Petals unfold from your tongue, you speak crimson velvet freshness into being. An opening bud of careful precision, a floral life floating on your breath, bees, and boundary.
You expand a mystery of molecules, at your word atomic spice springs into breeze; you dizzy hummingbirds, intoxicate butterflies. Shining beams play, shimmer, light your Shulamite, invite a tango.
You draw. Come, find my notes poured out in the garden, etched among lemons and limes. See, the lost apricot awakens! Sweet shoots adorn black crumbling branches. On every cell I inscribe: what was dead is alive.
You wait for me to discover your love among the leaves and thorns, (will I perceive it?) your hidden blossom of wonder, a shy heart-shaped valentine of third heaven, a sachet for this moment, a marked downbeat

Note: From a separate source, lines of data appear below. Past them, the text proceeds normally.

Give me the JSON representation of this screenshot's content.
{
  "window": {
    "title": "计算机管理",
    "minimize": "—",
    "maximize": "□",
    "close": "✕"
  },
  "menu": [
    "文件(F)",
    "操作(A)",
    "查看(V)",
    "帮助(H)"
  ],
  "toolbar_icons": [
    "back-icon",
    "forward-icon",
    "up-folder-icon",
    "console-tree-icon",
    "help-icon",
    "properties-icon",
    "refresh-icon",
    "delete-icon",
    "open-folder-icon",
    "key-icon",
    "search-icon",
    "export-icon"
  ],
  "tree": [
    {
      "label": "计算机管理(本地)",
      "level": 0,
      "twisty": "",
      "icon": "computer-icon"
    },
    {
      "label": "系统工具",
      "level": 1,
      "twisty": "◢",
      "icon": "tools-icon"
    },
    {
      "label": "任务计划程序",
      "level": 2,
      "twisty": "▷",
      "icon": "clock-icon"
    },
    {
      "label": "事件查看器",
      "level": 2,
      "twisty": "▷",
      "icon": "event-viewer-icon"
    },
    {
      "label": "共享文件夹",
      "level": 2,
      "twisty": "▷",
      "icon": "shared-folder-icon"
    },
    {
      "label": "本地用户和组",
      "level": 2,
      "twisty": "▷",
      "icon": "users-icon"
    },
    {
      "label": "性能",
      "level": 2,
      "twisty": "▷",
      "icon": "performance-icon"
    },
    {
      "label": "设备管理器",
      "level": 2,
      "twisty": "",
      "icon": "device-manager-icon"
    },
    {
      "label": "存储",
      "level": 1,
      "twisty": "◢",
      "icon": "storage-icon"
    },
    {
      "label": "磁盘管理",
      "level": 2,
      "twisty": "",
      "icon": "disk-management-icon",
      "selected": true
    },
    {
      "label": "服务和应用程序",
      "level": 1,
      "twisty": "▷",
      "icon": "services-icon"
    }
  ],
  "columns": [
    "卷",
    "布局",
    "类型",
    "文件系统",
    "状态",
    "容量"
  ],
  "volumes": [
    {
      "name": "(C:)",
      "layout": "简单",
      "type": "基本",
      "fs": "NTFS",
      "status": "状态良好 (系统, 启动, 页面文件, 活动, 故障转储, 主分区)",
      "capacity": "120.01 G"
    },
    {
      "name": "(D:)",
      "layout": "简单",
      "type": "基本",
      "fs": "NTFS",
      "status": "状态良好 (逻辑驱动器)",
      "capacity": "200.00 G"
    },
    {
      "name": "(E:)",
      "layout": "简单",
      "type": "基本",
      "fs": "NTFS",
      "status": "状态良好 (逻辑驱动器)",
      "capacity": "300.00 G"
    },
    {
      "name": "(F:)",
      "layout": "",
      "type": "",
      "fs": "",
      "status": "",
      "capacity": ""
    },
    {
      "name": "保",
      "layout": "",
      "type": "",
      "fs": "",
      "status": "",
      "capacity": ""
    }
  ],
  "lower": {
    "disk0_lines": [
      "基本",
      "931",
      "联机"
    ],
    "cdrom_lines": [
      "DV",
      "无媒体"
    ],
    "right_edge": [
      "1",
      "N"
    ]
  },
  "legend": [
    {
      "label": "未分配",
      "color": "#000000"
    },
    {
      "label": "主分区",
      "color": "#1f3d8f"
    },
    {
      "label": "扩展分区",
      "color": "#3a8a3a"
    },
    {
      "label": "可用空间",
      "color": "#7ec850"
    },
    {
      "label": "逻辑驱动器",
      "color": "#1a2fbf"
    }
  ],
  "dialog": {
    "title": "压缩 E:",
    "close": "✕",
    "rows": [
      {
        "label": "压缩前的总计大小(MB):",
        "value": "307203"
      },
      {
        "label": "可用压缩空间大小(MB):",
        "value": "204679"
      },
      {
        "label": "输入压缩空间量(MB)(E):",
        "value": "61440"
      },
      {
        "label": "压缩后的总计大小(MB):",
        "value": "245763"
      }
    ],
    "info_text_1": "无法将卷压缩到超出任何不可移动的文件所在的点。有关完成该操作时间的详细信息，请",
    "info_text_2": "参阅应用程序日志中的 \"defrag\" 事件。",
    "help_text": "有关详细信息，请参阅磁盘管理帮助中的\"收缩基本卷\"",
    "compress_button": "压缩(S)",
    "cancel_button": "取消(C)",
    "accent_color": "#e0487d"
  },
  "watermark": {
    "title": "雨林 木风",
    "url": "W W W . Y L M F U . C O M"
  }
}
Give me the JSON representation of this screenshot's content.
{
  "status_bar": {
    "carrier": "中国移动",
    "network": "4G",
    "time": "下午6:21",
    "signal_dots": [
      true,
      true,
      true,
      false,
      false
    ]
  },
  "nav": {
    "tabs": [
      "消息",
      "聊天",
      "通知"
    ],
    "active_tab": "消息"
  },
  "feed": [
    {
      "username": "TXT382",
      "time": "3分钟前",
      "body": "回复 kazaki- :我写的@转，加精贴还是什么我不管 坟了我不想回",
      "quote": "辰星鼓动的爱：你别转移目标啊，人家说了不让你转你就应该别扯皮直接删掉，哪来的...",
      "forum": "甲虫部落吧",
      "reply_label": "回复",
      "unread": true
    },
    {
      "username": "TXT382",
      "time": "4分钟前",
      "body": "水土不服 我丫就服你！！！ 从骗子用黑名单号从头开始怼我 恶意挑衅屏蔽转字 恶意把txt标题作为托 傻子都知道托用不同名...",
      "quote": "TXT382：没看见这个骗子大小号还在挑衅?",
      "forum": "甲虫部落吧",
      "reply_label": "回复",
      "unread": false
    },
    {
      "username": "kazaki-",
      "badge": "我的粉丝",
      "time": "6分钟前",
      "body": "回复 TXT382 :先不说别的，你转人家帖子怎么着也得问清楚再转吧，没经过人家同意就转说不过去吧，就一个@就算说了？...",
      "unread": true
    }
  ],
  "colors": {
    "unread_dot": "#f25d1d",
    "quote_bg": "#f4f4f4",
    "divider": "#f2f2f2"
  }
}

of song, a bodily inhale of my eyes and skin and hair and breath. Filled with rising melody, your unspoken lyrics whispered on wind, I join your written roses in swaying dance, in blood-red bloom of belonging.
We love to look at people and judge them on the basis of what we see. We looked at Lance Armstrong and saw a guy who beat cancer and won Tour de France titles. We saw Bill Cosby as a barrier-breaking comedian and father figure.
I don’t know about you, but I find it challenging to preach on non-narrative texts. It’s easy to make a good story from the Gospels or the Old Testament come alive in a sermon. It’s a lot harder to do that with a theological treatise, so I tend to neglect preaching on the epistles.